WHAT THE EXERCISE ASKS: Set the records down again in full, exactly as they are, apart from the images.

Records drawn from a dataset
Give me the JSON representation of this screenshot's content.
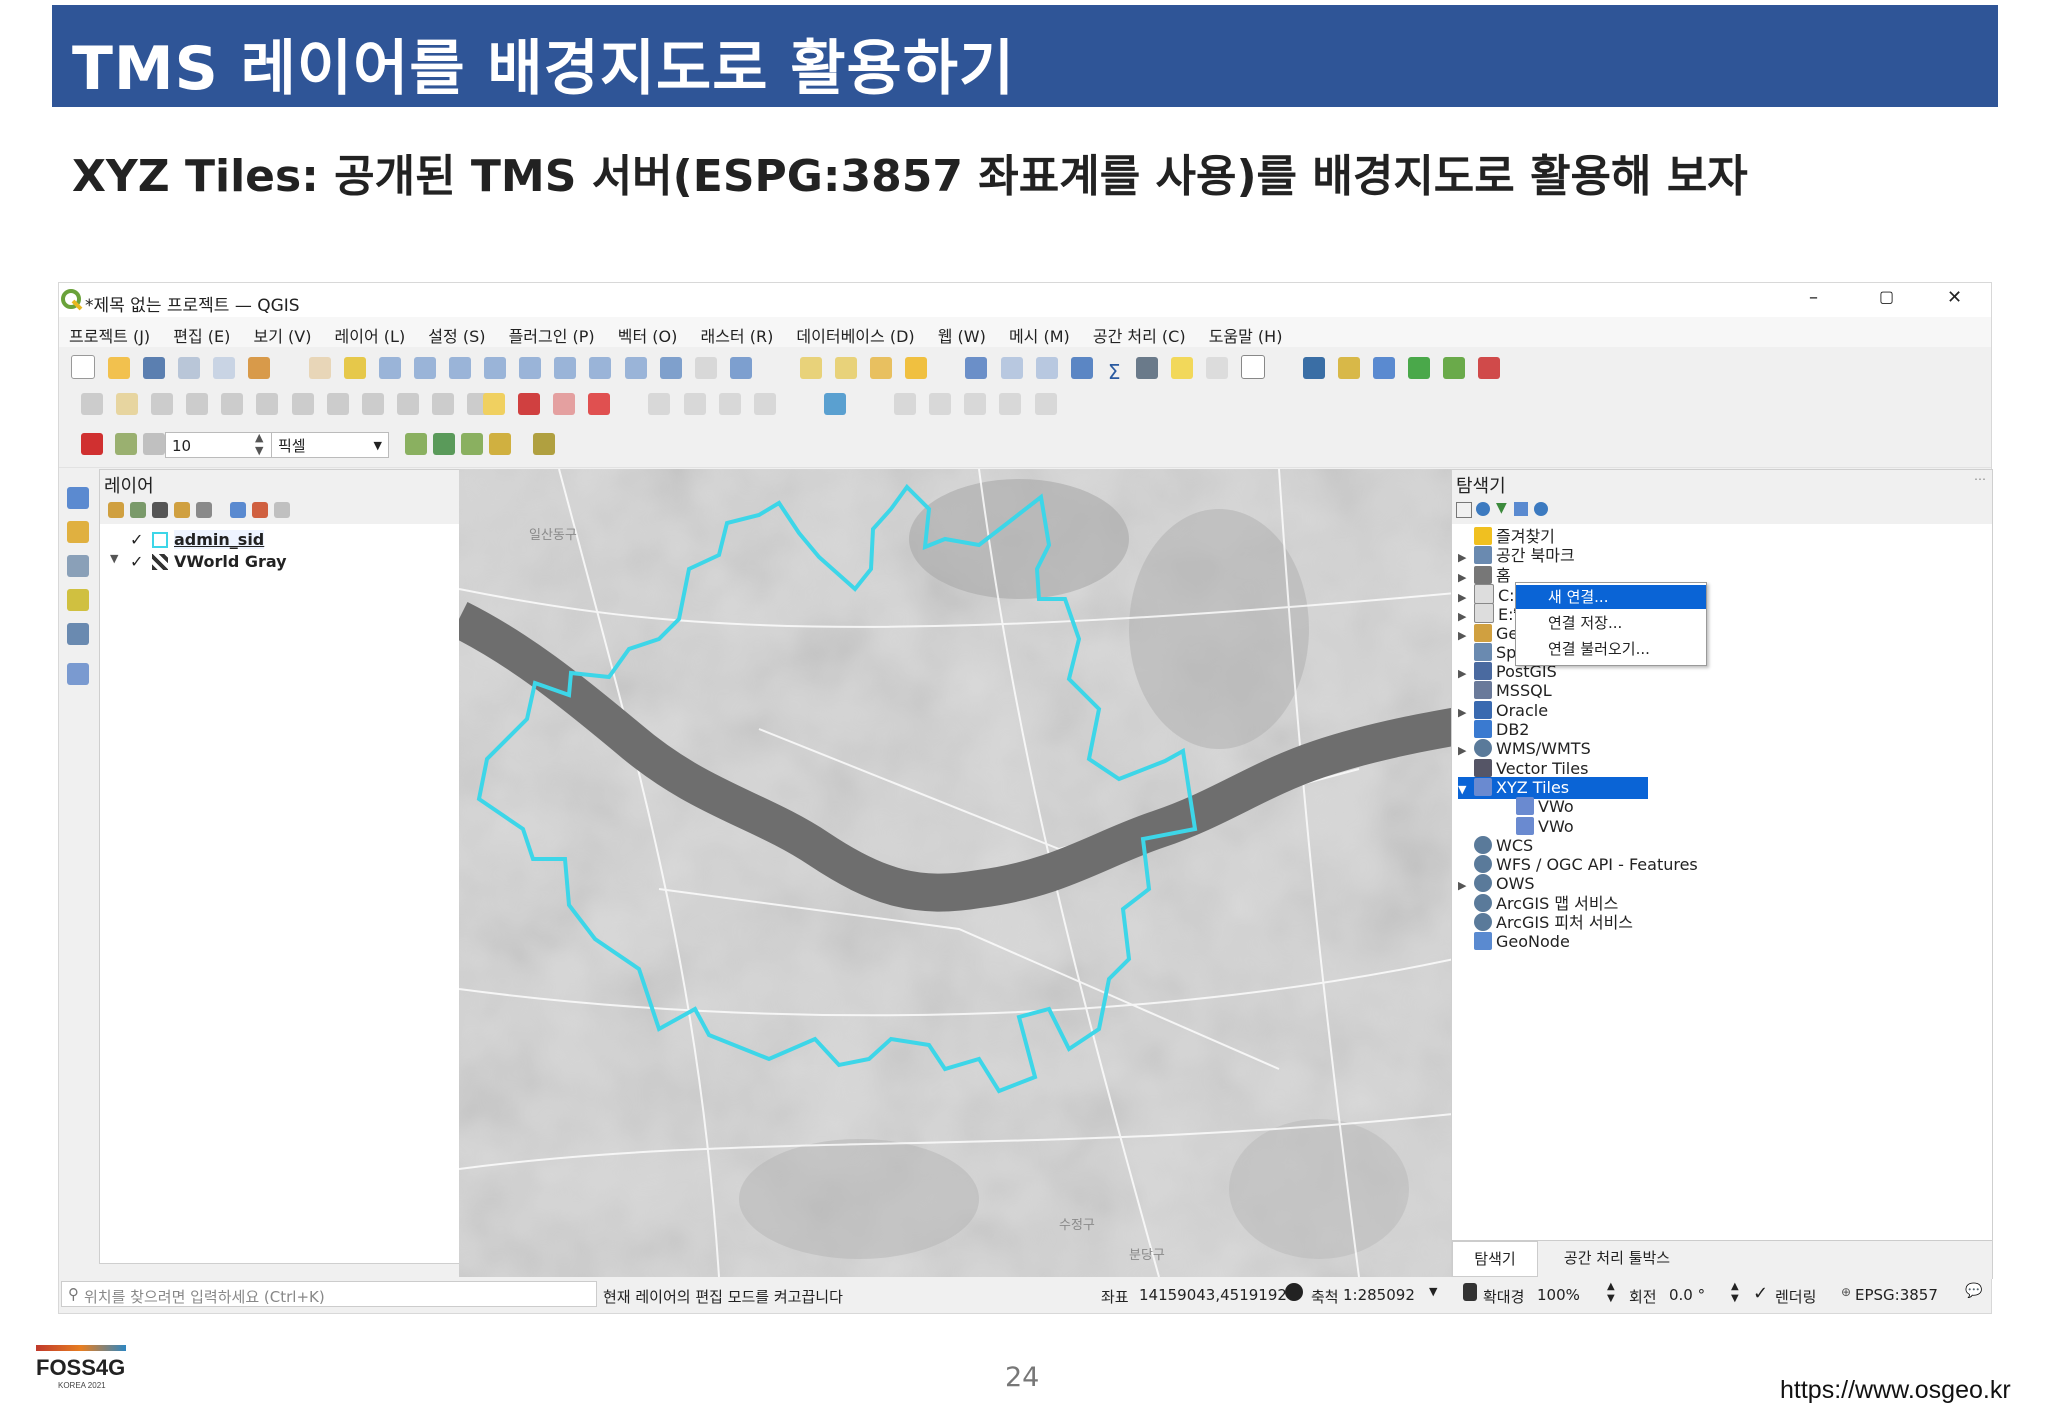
{
  "slide": {
    "title": "TMS 레이어를 배경지도로 활용하기",
    "subtitle": "XYZ Tiles: 공개된 TMS 서버(ESPG:3857 좌표계를 사용)를 배경지도로 활용해 보자",
    "page_number": "24",
    "footer_url": "https://www.osgeo.kr",
    "logo_text": "FOSS4G",
    "logo_subtext": "KOREA 2021"
  },
  "window": {
    "title": "*제목 없는 프로젝트 — QGIS",
    "controls": [
      "–",
      "▢",
      "✕"
    ]
  },
  "menu": [
    "프로젝트 (J)",
    "편집 (E)",
    "보기 (V)",
    "레이어 (L)",
    "설정 (S)",
    "플러그인 (P)",
    "벡터 (O)",
    "래스터 (R)",
    "데이터베이스 (D)",
    "웹 (W)",
    "메시 (M)",
    "공간 처리 (C)",
    "도움말 (H)"
  ],
  "snapping": {
    "value": "10",
    "unit": "픽셀"
  },
  "layers_panel": {
    "title": "레이어",
    "layers": [
      {
        "name": "admin_sid",
        "checked": true
      },
      {
        "name": "VWorld Gray",
        "checked": true
      }
    ]
  },
  "map_labels": [
    "일산동구",
    "수정구",
    "분당구"
  ],
  "browser_panel": {
    "title": "탐색기",
    "items": [
      {
        "label": "즐겨찾기",
        "icon": "star-icon",
        "expandable": false
      },
      {
        "label": "공간 북마크",
        "icon": "bookmark-icon",
        "expandable": true
      },
      {
        "label": "홈",
        "icon": "home-icon",
        "expandable": true
      },
      {
        "label": "C:₩",
        "icon": "folder-icon",
        "expandable": true
      },
      {
        "label": "E:₩",
        "icon": "folder-icon",
        "expandable": true
      },
      {
        "label": "GeoPackage",
        "icon": "geopackage-icon",
        "expandable": true
      },
      {
        "label": "SpatiaLite",
        "icon": "spatialite-icon",
        "expandable": false
      },
      {
        "label": "PostGIS",
        "icon": "postgis-icon",
        "expandable": true
      },
      {
        "label": "MSSQL",
        "icon": "mssql-icon",
        "expandable": false
      },
      {
        "label": "Oracle",
        "icon": "oracle-icon",
        "expandable": true
      },
      {
        "label": "DB2",
        "icon": "db2-icon",
        "expandable": false
      },
      {
        "label": "WMS/WMTS",
        "icon": "globe-icon",
        "expandable": true
      },
      {
        "label": "Vector Tiles",
        "icon": "grid-icon",
        "expandable": false
      },
      {
        "label": "XYZ Tiles",
        "icon": "tiles-icon",
        "expandable": true,
        "selected": true
      },
      {
        "label": "VWo",
        "icon": "tiles-icon",
        "child": true
      },
      {
        "label": "VWo",
        "icon": "tiles-icon",
        "child": true
      },
      {
        "label": "WCS",
        "icon": "globe-icon",
        "expandable": false
      },
      {
        "label": "WFS / OGC API - Features",
        "icon": "globe-icon",
        "expandable": false
      },
      {
        "label": "OWS",
        "icon": "globe-icon",
        "expandable": true
      },
      {
        "label": "ArcGIS 맵 서비스",
        "icon": "arcgis-icon",
        "expandable": false
      },
      {
        "label": "ArcGIS 피처 서비스",
        "icon": "arcgis-icon",
        "expandable": false
      },
      {
        "label": "GeoNode",
        "icon": "geonode-icon",
        "expandable": false
      }
    ],
    "tabs": [
      "탐색기",
      "공간 처리 툴박스"
    ]
  },
  "context_menu": [
    "새 연결...",
    "연결 저장...",
    "연결 불러오기..."
  ],
  "status": {
    "search_placeholder": "위치를 찾으려면 입력하세요 (Ctrl+K)",
    "message": "현재 레이어의 편집 모드를 켜고끕니다",
    "coord_label": "좌표",
    "coord_value": "14159043,4519192",
    "scale_label": "축척",
    "scale_value": "1:285092",
    "magnifier_label": "확대경",
    "magnifier_value": "100%",
    "rotation_label": "회전",
    "rotation_value": "0.0 °",
    "render_label": "렌더링",
    "crs": "EPSG:3857"
  },
  "colors": {
    "title_bar": "#2f5597",
    "boundary": "#3dd6e8",
    "river": "#6e6e6e",
    "selection": "#0a64d6"
  }
}
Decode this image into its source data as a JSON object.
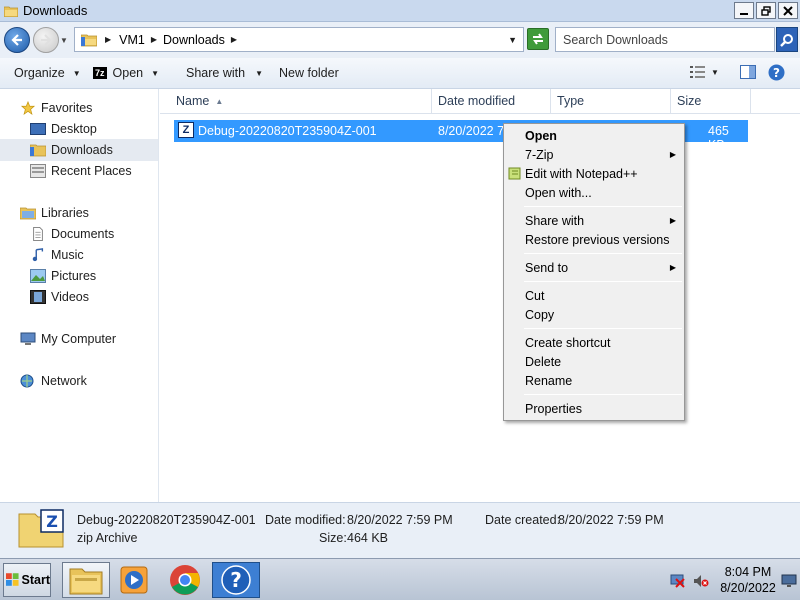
{
  "window": {
    "title": "Downloads"
  },
  "address": {
    "crumbs": [
      "VM1",
      "Downloads"
    ]
  },
  "search": {
    "placeholder": "Search Downloads"
  },
  "toolbar": {
    "organize": "Organize",
    "open": "Open",
    "open_prefix": "7z",
    "share_with": "Share with",
    "new_folder": "New folder"
  },
  "nav": {
    "favorites": "Favorites",
    "desktop": "Desktop",
    "downloads": "Downloads",
    "recent_places": "Recent Places",
    "libraries": "Libraries",
    "documents": "Documents",
    "music": "Music",
    "pictures": "Pictures",
    "videos": "Videos",
    "my_computer": "My Computer",
    "network": "Network"
  },
  "columns": {
    "name": "Name",
    "date_modified": "Date modified",
    "type": "Type",
    "size": "Size"
  },
  "file": {
    "name": "Debug-20220820T235904Z-001",
    "date": "8/20/2022 7:",
    "size": "465 KB"
  },
  "context_menu": {
    "open": "Open",
    "seven_zip": "7-Zip",
    "edit_notepad": "Edit with Notepad++",
    "open_with": "Open with...",
    "share_with": "Share with",
    "restore": "Restore previous versions",
    "send_to": "Send to",
    "cut": "Cut",
    "copy": "Copy",
    "create_shortcut": "Create shortcut",
    "delete": "Delete",
    "rename": "Rename",
    "properties": "Properties"
  },
  "details": {
    "name": "Debug-20220820T235904Z-001",
    "type": "zip Archive",
    "date_modified_label": "Date modified:",
    "date_modified": "8/20/2022 7:59 PM",
    "date_created_label": "Date created:",
    "date_created": "8/20/2022 7:59 PM",
    "size_label": "Size:",
    "size": "464 KB"
  },
  "taskbar": {
    "start": "Start",
    "time": "8:04 PM",
    "date": "8/20/2022"
  },
  "colors": {
    "selection": "#3399ff",
    "titlebar": "#c9d9ee",
    "menu_bg": "#f0f0f0"
  }
}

RESPONSE:
Give me the JSON representation of this screenshot's content.
{
  "slide": {
    "title": "TMS 레이어를 배경지도로 활용하기",
    "subtitle": "XYZ Tiles: 공개된 TMS 서버(ESPG:3857 좌표계를 사용)를 배경지도로 활용해 보자",
    "page_number": "24",
    "footer_url": "https://www.osgeo.kr",
    "logo_text": "FOSS4G",
    "logo_subtext": "KOREA 2021"
  },
  "window": {
    "title": "*제목 없는 프로젝트 — QGIS",
    "controls": [
      "–",
      "▢",
      "✕"
    ]
  },
  "menu": [
    "프로젝트 (J)",
    "편집 (E)",
    "보기 (V)",
    "레이어 (L)",
    "설정 (S)",
    "플러그인 (P)",
    "벡터 (O)",
    "래스터 (R)",
    "데이터베이스 (D)",
    "웹 (W)",
    "메시 (M)",
    "공간 처리 (C)",
    "도움말 (H)"
  ],
  "snapping": {
    "value": "10",
    "unit": "픽셀"
  },
  "layers_panel": {
    "title": "레이어",
    "layers": [
      {
        "name": "admin_sid",
        "checked": true
      },
      {
        "name": "VWorld Gray",
        "checked": true
      }
    ]
  },
  "map_labels": [
    "일산동구",
    "수정구",
    "분당구"
  ],
  "browser_panel": {
    "title": "탐색기",
    "items": [
      {
        "label": "즐겨찾기",
        "icon": "star-icon",
        "expandable": false
      },
      {
        "label": "공간 북마크",
        "icon": "bookmark-icon",
        "expandable": true
      },
      {
        "label": "홈",
        "icon": "home-icon",
        "expandable": true
      },
      {
        "label": "C:₩",
        "icon": "folder-icon",
        "expandable": true
      },
      {
        "label": "E:₩",
        "icon": "folder-icon",
        "expandable": true
      },
      {
        "label": "GeoPackage",
        "icon": "geopackage-icon",
        "expandable": true
      },
      {
        "label": "SpatiaLite",
        "icon": "spatialite-icon",
        "expandable": false
      },
      {
        "label": "PostGIS",
        "icon": "postgis-icon",
        "expandable": true
      },
      {
        "label": "MSSQL",
        "icon": "mssql-icon",
        "expandable": false
      },
      {
        "label": "Oracle",
        "icon": "oracle-icon",
        "expandable": true
      },
      {
        "label": "DB2",
        "icon": "db2-icon",
        "expandable": false
      },
      {
        "label": "WMS/WMTS",
        "icon": "globe-icon",
        "expandable": true
      },
      {
        "label": "Vector Tiles",
        "icon": "grid-icon",
        "expandable": false
      },
      {
        "label": "XYZ Tiles",
        "icon": "tiles-icon",
        "expandable": true,
        "selected": true
      },
      {
        "label": "VWo",
        "icon": "tiles-icon",
        "child": true
      },
      {
        "label": "VWo",
        "icon": "tiles-icon",
        "child": true
      },
      {
        "label": "WCS",
        "icon": "globe-icon",
        "expandable": false
      },
      {
        "label": "WFS / OGC API - Features",
        "icon": "globe-icon",
        "expandable": false
      },
      {
        "label": "OWS",
        "icon": "globe-icon",
        "expandable": true
      },
      {
        "label": "ArcGIS 맵 서비스",
        "icon": "arcgis-icon",
        "expandable": false
      },
      {
        "label": "ArcGIS 피처 서비스",
        "icon": "arcgis-icon",
        "expandable": false
      },
      {
        "label": "GeoNode",
        "icon": "geonode-icon",
        "expandable": false
      }
    ],
    "tabs": [
      "탐색기",
      "공간 처리 툴박스"
    ]
  },
  "context_menu": [
    "새 연결...",
    "연결 저장...",
    "연결 불러오기..."
  ],
  "status": {
    "search_placeholder": "위치를 찾으려면 입력하세요 (Ctrl+K)",
    "message": "현재 레이어의 편집 모드를 켜고끕니다",
    "coord_label": "좌표",
    "coord_value": "14159043,4519192",
    "scale_label": "축척",
    "scale_value": "1:285092",
    "magnifier_label": "확대경",
    "magnifier_value": "100%",
    "rotation_label": "회전",
    "rotation_value": "0.0 °",
    "render_label": "렌더링",
    "crs": "EPSG:3857"
  },
  "colors": {
    "title_bar": "#2f5597",
    "boundary": "#3dd6e8",
    "river": "#6e6e6e",
    "selection": "#0a64d6"
  }
}
Decode this image into its source data as a JSON object.
{
  "window": {
    "title": "Downloads"
  },
  "address": {
    "crumbs": [
      "VM1",
      "Downloads"
    ]
  },
  "search": {
    "placeholder": "Search Downloads"
  },
  "toolbar": {
    "organize": "Organize",
    "open": "Open",
    "open_prefix": "7z",
    "share_with": "Share with",
    "new_folder": "New folder"
  },
  "nav": {
    "favorites": "Favorites",
    "desktop": "Desktop",
    "downloads": "Downloads",
    "recent_places": "Recent Places",
    "libraries": "Libraries",
    "documents": "Documents",
    "music": "Music",
    "pictures": "Pictures",
    "videos": "Videos",
    "my_computer": "My Computer",
    "network": "Network"
  },
  "columns": {
    "name": "Name",
    "date_modified": "Date modified",
    "type": "Type",
    "size": "Size"
  },
  "file": {
    "name": "Debug-20220820T235904Z-001",
    "date": "8/20/2022 7:",
    "size": "465 KB"
  },
  "context_menu": {
    "open": "Open",
    "seven_zip": "7-Zip",
    "edit_notepad": "Edit with Notepad++",
    "open_with": "Open with...",
    "share_with": "Share with",
    "restore": "Restore previous versions",
    "send_to": "Send to",
    "cut": "Cut",
    "copy": "Copy",
    "create_shortcut": "Create shortcut",
    "delete": "Delete",
    "rename": "Rename",
    "properties": "Properties"
  },
  "details": {
    "name": "Debug-20220820T235904Z-001",
    "type": "zip Archive",
    "date_modified_label": "Date modified:",
    "date_modified": "8/20/2022 7:59 PM",
    "date_created_label": "Date created:",
    "date_created": "8/20/2022 7:59 PM",
    "size_label": "Size:",
    "size": "464 KB"
  },
  "taskbar": {
    "start": "Start",
    "time": "8:04 PM",
    "date": "8/20/2022"
  },
  "colors": {
    "selection": "#3399ff",
    "titlebar": "#c9d9ee",
    "menu_bg": "#f0f0f0"
  }
}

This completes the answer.